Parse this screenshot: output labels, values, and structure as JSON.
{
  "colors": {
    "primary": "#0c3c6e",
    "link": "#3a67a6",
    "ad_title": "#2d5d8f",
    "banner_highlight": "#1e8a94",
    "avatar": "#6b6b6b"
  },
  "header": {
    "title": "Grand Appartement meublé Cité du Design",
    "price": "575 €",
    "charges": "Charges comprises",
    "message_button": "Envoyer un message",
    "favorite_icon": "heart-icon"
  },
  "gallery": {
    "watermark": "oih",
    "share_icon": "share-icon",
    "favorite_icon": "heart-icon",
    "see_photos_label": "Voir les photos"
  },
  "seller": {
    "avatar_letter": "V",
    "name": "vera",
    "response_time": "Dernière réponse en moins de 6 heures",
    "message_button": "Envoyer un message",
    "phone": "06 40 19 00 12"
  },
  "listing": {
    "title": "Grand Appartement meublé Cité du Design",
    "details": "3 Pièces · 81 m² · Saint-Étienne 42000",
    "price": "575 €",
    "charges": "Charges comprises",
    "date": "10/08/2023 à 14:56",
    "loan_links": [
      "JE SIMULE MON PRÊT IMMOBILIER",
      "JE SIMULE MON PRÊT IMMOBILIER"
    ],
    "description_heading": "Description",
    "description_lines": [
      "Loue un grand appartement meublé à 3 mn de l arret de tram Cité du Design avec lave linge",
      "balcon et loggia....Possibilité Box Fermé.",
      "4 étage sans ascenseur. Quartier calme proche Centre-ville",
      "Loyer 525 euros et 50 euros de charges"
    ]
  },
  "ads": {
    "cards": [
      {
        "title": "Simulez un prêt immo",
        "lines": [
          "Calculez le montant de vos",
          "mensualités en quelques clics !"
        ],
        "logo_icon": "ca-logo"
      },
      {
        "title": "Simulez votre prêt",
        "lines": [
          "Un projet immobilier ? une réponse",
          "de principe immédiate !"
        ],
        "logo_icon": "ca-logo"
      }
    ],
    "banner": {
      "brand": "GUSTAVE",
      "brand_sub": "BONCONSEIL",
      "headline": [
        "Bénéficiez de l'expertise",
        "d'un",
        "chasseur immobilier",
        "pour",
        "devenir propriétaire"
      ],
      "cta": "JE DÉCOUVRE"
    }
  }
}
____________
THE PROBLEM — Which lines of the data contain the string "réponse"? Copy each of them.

TASK RESPONSE —
    "response_time": "Dernière réponse en moins de 6 heures",
          "Un projet immobilier ? une réponse",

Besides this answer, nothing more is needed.